Distracting sensory events can capture attention, interfering with the performance of the task at hand. We asked: is our attention captured by such events if we cause them ourselves? To examine this, we employed a visual search task with an additional salient singleton distractor, where the distractor was predictable either by the participant’s own...
Preprint
Full-text available
Although time perception is based on the internal representation of time, whether the subjective timeline is scaled linearly or logarithmically remains an open issue. Evidence from previous research is mixed: while the classical internal-clock model assumes a linear scale with scalar variability, there is evidence that logarithmic timing provides a...
Article
Full-text available
It is well established that statistical learning of visual target locations in relation to constantly positioned visual distractors facilitates visual search. In the present study, we investigated whether such a contextual-cueing effect would also work crossmodally, from touch onto vision. Participants responded to the orientation of a visual targe...
Article
Haiku has been shown to be fruitful material in investigating the manner in which we come to appreciate poetic and literary texts, providing a promising path for understanding the neuro-cognitive processes of poetry reading. The latter accolade, by way of our first study, has now found further evidence in our second series of tests, which repeated...
Article
Aging impacts both visual short-term memory (vSTM) capacity and thalamo-cortical connectivity. According to the Neural Theory of Visual Attention, vSTM depends on the structural connectivity between posterior thalamus and visual occipital cortices (PT-OC). We tested whether aging modifies the association between vSTM capacity and PT-OC structural c...
Article
Full-text available
In mammals, the hippocampus, entorhinal, perirhinal, and parahippocampal cortices (i.e., core regions of the human medial temporal lobes, MTL) are locally interlaced with the adjacent amygdala nuclei at the structural and functional levels. At the global brain level, the human MTL has been described as part of the default mode network and amygdala...
Article
Illusory figures demonstrate the visual system's ability to integrate separate parts into coherent, whole objects. The present study was performed to track the neuronal object construction process in human observers, by incrementally manipulating the grouping strength within a given configuration until the emergence of a whole-object representation...
Article
Full-text available
Observers can learn the likely locations of salient distractors in visual search, reducing their potential to cause interference.
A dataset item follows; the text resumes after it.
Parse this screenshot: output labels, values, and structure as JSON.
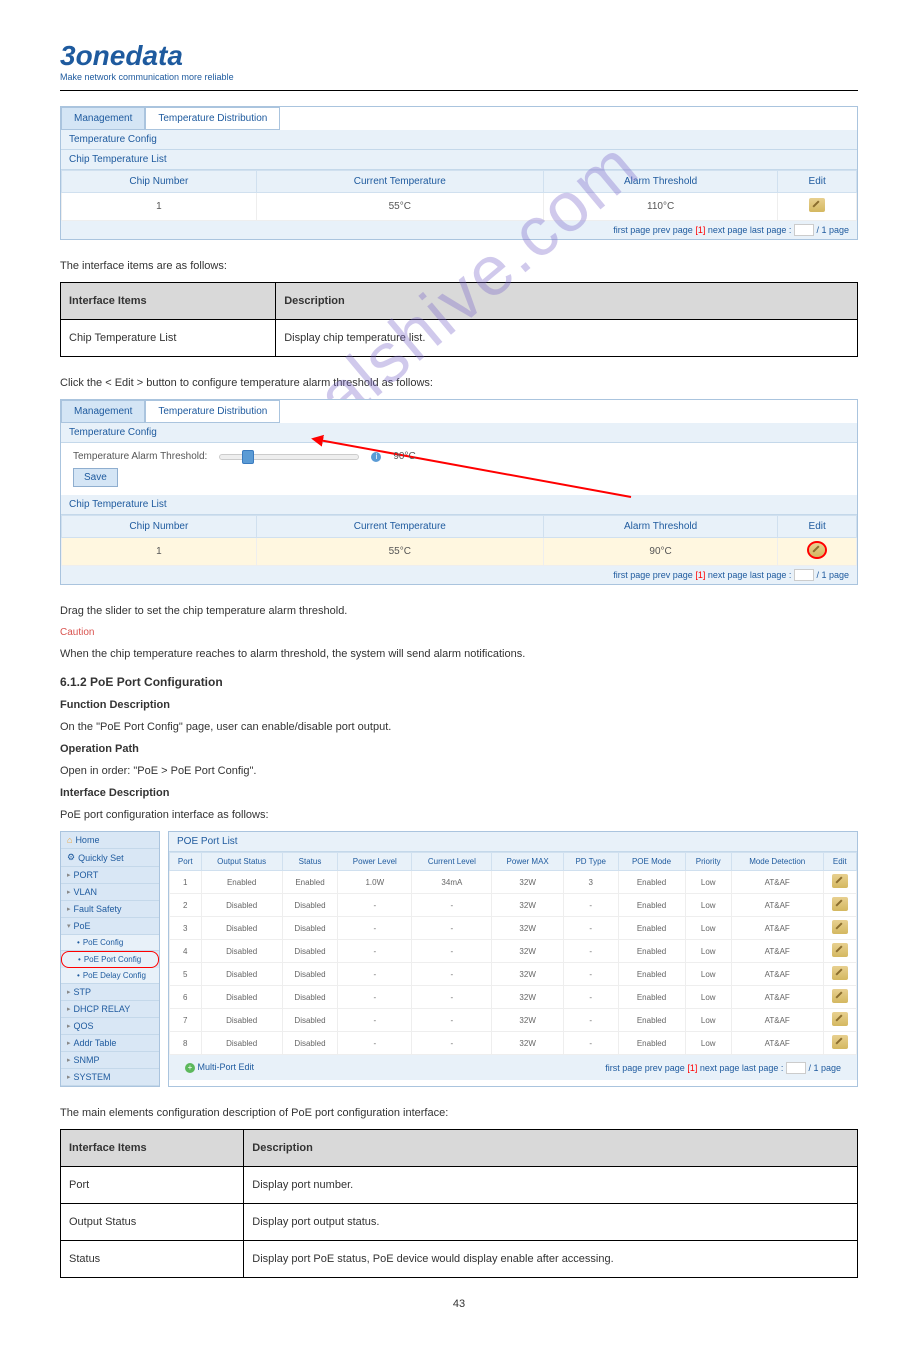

While there is agreement that this involves suppression of frequent distractor locations, the results are mixed regarding the stage of suppression: the search-guiding priority map or, respectively, the distractor-definin...
Article
Searching for targets among similar distractors requires more time as the number of items increases, with search efficiency measured by the slope of the reaction-time (RT)/set-size function. Horowitz and Wolfe (Nature, 394(6693), 575–577, 1998) found that the target-present RT slopes were as similar for “dynamic” as for standard static search, even...
Article
If a target is repeatedly encountered within a stable search array, target detection is accelerated over time. Nonetheless, participants fail to identify repeated search layouts in recognition tests. This dissociation has motivated the assumption that search and recognition performances are driven by two distinct memory components. Search facilitat...
Article
A core distinction in Anne Treisman’s feature-integration theory (FIT) is in that between parallel and serial search. We outline this dichotomy and selectively review the reasons why it has largely been abandoned in the visual-search community—namely, its theoretical dispensability, failure to find reliable yardsticks for differentiating parallel a...
Preprint
Full-text available
In mammals, the hippocampus, entorhinal, perirhinal, and parahippocampal cortices (i.e., core regions of the human medial temporal lobes, MTL) are locally interlaced with the adjacent amygdala nuclei at the structural and functional levels. At the global brain level, the human MTL has been described as part of the default mode network whereas amygd...